Overall 16.3% of students are entered for tier 6-8, 27.9% for tier 5-7, 30.9% for tier 4-6 and 22.0% for tier 3-5. As shorthand, we shall call these top, upper, lower and bottom tiers respectively. Cumulatively 16.3% are entered for the top tier, 44.3% for the upper tier or above and 78% for the lower tier or above. What we want to establish in the ordinal regression is whether there is any systematic relationship between our explanatory variables (SEC, ethnic group and gender) and the probability of being entered to a higher tier.
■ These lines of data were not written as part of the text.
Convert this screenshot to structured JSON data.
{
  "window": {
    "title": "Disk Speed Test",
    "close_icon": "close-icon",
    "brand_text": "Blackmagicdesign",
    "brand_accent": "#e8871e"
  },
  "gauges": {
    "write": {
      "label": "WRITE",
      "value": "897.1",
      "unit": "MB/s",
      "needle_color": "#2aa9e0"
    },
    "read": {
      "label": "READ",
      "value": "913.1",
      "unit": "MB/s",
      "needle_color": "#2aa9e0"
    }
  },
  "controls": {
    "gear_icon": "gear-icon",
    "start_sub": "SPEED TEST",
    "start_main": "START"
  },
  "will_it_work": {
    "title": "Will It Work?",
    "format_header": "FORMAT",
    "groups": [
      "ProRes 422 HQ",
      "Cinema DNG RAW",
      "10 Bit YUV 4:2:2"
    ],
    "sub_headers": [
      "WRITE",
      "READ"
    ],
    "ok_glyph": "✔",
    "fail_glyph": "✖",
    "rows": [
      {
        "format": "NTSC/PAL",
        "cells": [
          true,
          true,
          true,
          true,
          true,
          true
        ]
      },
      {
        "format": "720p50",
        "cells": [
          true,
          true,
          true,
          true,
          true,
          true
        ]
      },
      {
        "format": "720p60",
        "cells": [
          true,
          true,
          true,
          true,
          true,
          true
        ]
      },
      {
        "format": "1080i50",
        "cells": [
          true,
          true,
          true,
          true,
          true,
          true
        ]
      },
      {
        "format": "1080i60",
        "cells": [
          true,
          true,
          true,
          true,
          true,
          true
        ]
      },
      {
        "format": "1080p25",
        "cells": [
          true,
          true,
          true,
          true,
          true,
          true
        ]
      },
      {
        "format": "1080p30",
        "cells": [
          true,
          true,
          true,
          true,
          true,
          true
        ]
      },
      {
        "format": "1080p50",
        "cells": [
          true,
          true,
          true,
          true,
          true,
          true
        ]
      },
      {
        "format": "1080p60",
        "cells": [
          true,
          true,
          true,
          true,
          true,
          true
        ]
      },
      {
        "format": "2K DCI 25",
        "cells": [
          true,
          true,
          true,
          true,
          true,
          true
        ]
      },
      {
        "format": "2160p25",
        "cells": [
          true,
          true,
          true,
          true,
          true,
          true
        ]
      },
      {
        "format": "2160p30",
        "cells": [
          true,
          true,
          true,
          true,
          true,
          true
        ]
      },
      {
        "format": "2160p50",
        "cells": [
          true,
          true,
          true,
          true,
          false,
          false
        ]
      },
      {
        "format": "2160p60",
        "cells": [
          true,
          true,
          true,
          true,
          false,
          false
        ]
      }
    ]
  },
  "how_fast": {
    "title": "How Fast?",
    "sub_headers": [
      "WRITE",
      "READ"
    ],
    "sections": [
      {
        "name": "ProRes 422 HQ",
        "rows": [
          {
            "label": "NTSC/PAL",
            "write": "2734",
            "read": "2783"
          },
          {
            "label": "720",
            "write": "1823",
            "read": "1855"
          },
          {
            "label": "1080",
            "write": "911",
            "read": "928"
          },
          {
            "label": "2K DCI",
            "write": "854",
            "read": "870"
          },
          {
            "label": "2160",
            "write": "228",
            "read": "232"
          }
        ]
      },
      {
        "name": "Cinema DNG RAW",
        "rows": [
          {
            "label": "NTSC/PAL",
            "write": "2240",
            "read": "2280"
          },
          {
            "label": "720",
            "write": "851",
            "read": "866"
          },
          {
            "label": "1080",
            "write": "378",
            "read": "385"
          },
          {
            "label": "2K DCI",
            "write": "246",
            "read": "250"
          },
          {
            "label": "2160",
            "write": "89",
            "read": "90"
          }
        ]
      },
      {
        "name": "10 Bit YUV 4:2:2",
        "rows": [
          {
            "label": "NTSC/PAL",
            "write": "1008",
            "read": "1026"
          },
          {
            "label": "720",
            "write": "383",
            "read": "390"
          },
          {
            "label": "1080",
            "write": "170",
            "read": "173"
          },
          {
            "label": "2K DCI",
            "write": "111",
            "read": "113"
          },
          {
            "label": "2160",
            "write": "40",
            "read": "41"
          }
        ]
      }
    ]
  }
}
So do tier entry rates vary by our equity factors? The first step, as ever, is just some simple bivariate analyses (crosstabs) to see what patterns exist in the data (Figure 5.5.3, Figure 5.5.4 and Figure 5.5.5). The data show a strong association between ethnic group and tier of entry. Students of Mixed Heritage and Any Other ethnic group do not differ greatly from White British, and Indian students appear more likely than White British students to be entered for the higher tiers. However, while 47% of White British students are entered for the upper and top tiers, only 35% of Bangladeshi and Black African students, 33% of Pakistani students and 27% of Black Caribbean students are entered for these two tiers.
Figure 5.5.3: Tier entry by ethnic group
There is also a strong association with the SEC of the home. Thus while 69% of students from higher managerial & professional homes are entered for the upper and top tiers, only 24% of children from the lowest SEC homes are entered.
Figure 5.5.4: Tier entry by socio-economic classification (SEC)
The gender difference is small relative to the SEC and ethnic group differences. The pattern of gender entry seems to vary by tier, so boys are both more likely than girls to be entered for the lowest tier (22.9% vs 20.7%) and also more likely to be entered for the highest tier (17.3% vs. 15.6%).
Figure 5.5.5: Tier entry by gender
What we do not know from these simple bivariate relationships is how our variables interrelate when considered together, to do this we need to build a model. Our primary focus in the analysis is to explore the ethnic group differences in tier entry rates, to try and understand why ethnic minority students are so much less likely to be entered for the higher tiers, and to see whether the association seen above can be explained by other variables in the dataset.